(Data about app and page elements)
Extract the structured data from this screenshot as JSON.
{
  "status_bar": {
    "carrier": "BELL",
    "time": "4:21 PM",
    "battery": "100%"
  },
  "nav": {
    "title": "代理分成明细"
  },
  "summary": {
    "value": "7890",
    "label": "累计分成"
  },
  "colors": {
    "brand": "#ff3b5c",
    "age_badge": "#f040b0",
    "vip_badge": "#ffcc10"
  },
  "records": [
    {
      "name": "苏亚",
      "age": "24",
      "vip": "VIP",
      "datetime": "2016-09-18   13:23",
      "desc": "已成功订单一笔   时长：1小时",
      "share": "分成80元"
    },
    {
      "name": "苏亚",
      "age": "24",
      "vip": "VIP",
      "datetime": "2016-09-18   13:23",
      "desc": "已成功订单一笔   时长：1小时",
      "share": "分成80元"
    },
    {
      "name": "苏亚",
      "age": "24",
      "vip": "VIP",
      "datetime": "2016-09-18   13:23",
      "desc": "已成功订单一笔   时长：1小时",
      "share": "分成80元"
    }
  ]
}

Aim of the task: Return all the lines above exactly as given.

Solution to this problem:
Extract the structured data from this screenshot as JSON.
{
  "status_bar": {
    "carrier": "BELL",
    "time": "4:21 PM",
    "battery": "100%"
  },
  "nav": {
    "title": "代理分成明细"
  },
  "summary": {
    "value": "7890",
    "label": "累计分成"
  },
  "colors": {
    "brand": "#ff3b5c",
    "age_badge": "#f040b0",
    "vip_badge": "#ffcc10"
  },
  "records": [
    {
      "name": "苏亚",
      "age": "24",
      "vip": "VIP",
      "datetime": "2016-09-18   13:23",
      "desc": "已成功订单一笔   时长：1小时",
      "share": "分成80元"
    },
    {
      "name": "苏亚",
      "age": "24",
      "vip": "VIP",
      "datetime": "2016-09-18   13:23",
      "desc": "已成功订单一笔   时长：1小时",
      "share": "分成80元"
    },
    {
      "name": "苏亚",
      "age": "24",
      "vip": "VIP",
      "datetime": "2016-09-18   13:23",
      "desc": "已成功订单一笔   时长：1小时",
      "share": "分成80元"
    }
  ]
}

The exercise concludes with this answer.